Case No. 2 should be a lesson for the school system in how not to manage information along the new social media landscape. Robo-calls and social media could’ve been used to keep parents informed that school leaders were on top of the situation and working to make sure the school was safe. In the past, school officials worried about sparking hysteria with such efforts. Now Facebook does that by itself. No news by the school system, in such a case, is a hazard warning for parents.
In looking at Case No. 3, my feeling is that any member of the school board is free to talk about any subject at any time with the media and public. That’s true of all elected officials. And if school board members don’t always see eye to eye then fine and dandy — that’s how honest debate develops and ideas formed. As to the question of agendas for the board of commissioners, they should be released as soon as possible so the public can make plans to attend meetings— and the media can write stories — even though the county is not legally obligated to do so. Sutton is right. The earlier and more open the better.
That brings us to Case No. 4, an instance of irony no less humorous than the motto of Faber College. To the action taken by Graham City Council I can only offer this assessment.
NOTE: The following is a template for a resolution local governments could make regarding Sunshine Week. Any excuse for government on any level to remember President James Madison is a pretty good damn idea.

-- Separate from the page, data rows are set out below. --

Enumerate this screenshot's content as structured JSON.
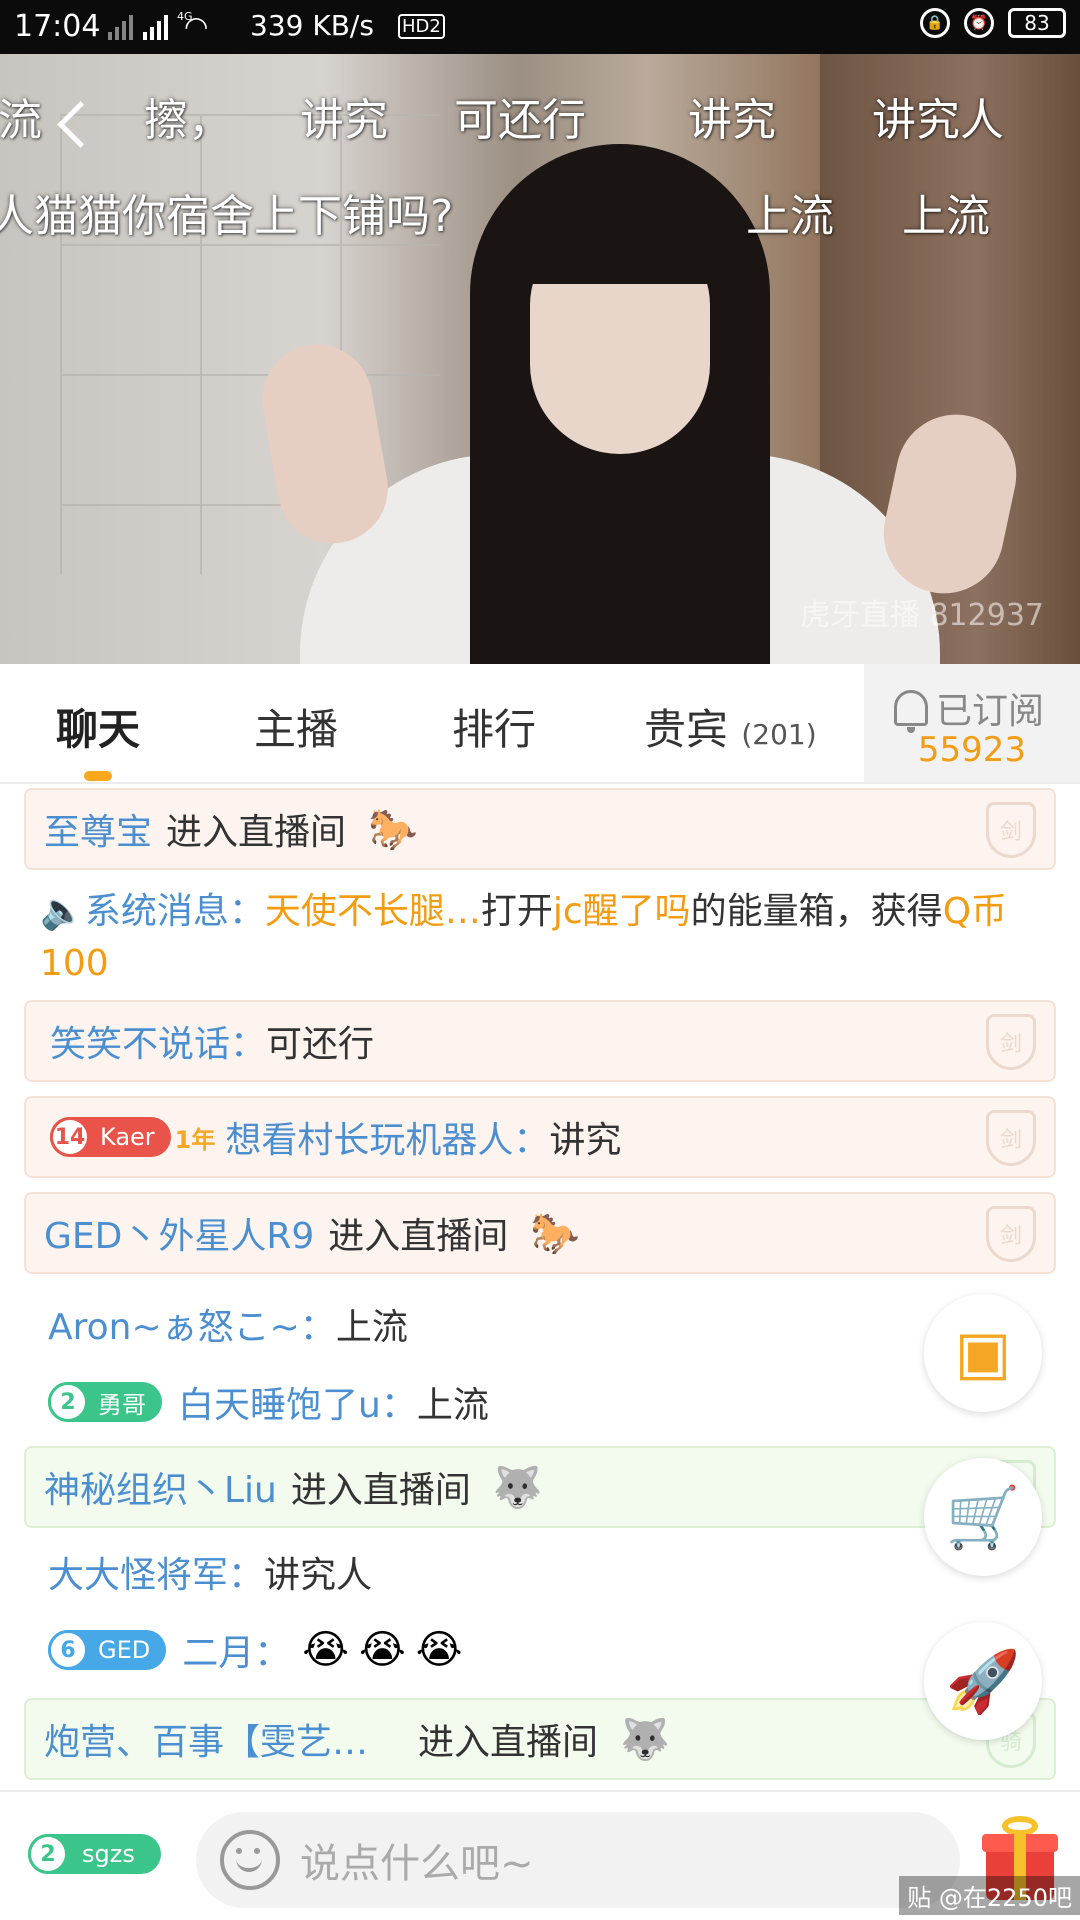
{
  "status_bar": {
    "time": "17:04",
    "network_tag": "4G",
    "speed": "339 KB/s",
    "hd_label": "HD2",
    "battery": "83"
  },
  "video": {
    "watermark": "虎牙直播 812937",
    "danmaku": [
      "流",
      "擦，",
      "讲究",
      "可还行",
      "讲究",
      "讲究人",
      "人猫猫你宿舍上下铺吗?",
      "上流",
      "上流"
    ]
  },
  "tabs": [
    {
      "label": "聊天",
      "active": true
    },
    {
      "label": "主播"
    },
    {
      "label": "排行"
    },
    {
      "label": "贵宾",
      "count": "(201)"
    }
  ],
  "subscribe": {
    "label": "已订阅",
    "count": "55923"
  },
  "chat": {
    "m1": {
      "name": "至尊宝",
      "action": "进入直播间",
      "mount": "horse-icon"
    },
    "sys": {
      "prefix": "系统消息：",
      "user": "天使不长腿…",
      "t1": "打开",
      "host": "jc醒了吗",
      "t2": "的能量箱，获得",
      "prize": "Q币100"
    },
    "m2": {
      "name": "笑笑不说话：",
      "text": "可还行"
    },
    "m3": {
      "badge_level": "14",
      "badge_name": "Kaer",
      "badge_suffix": "1年",
      "name": "想看村长玩机器人：",
      "text": "讲究"
    },
    "m4": {
      "name": "GED丶外星人R9",
      "action": "进入直播间"
    },
    "m5": {
      "name": "Aron~ぁ怒こ~：",
      "text": "上流"
    },
    "m6": {
      "badge_level": "2",
      "badge_name": "勇哥",
      "name": "白天睡饱了u：",
      "text": "上流"
    },
    "m7": {
      "name": "神秘组织丶Liu",
      "action": "进入直播间"
    },
    "m8": {
      "name": "大大怪将军：",
      "text": "讲究人"
    },
    "m9": {
      "badge_level": "6",
      "badge_name": "GED",
      "name": "二月：",
      "emojis": [
        "😭",
        "😭",
        "😭"
      ]
    },
    "m10": {
      "name": "炮营、百事【雯艺…",
      "action": "进入直播间"
    },
    "shield_glyph": "剑",
    "shield_glyph_alt": "骑"
  },
  "bottom": {
    "badge_level": "2",
    "badge_name": "sgzs",
    "placeholder": "说点什么吧~",
    "footer_tag": "贴 @在2250吧"
  },
  "colors": {
    "accent_orange": "#f39c12",
    "name_blue": "#4c8fd1",
    "badge_red": "#e9534a",
    "badge_green": "#3cc58a",
    "badge_blue": "#46a8e6"
  }
}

WHEREAS, James Madison, the father of our federal Constitution, wrote that “consent of the governed” requires that the people be able to “arm themselves with the power which knowledge gives,” and
WHEREAS, every citizen in our participatory democracy has an inherent right of access to government meetings and public records; and
WHEREAS, an open and accessible government is vital to establishing and maintaining the people’s trust and confidence in their government and in the government’s ability to effectively serve its citizens; and
WHEREAS, the protection of every person’s right of access to public records and government meetings is a high priority of [name of governmental unit]; and
WHEREAS, the [name of governmental unit] is committed to openness and transparency in all aspects of its operations and seeks to set a standard in this regard; and
NOW, THEREFORE, the [name of governmental unit] commits during this Sunshine Week, March 11-17, commemorating the 261st anniversary of James Madison’s birth, and throughout the year 2012 to work diligently to enhance the public’s access to government records and information, to increase information provided electronically and online, and to ensure that all meetings of deliberative bodies under its jurisdiction, and their committees, are fully noticed and open to the public.
PERSONAL NOTE: I’ve seen governments resolve to do things that were far less important than this.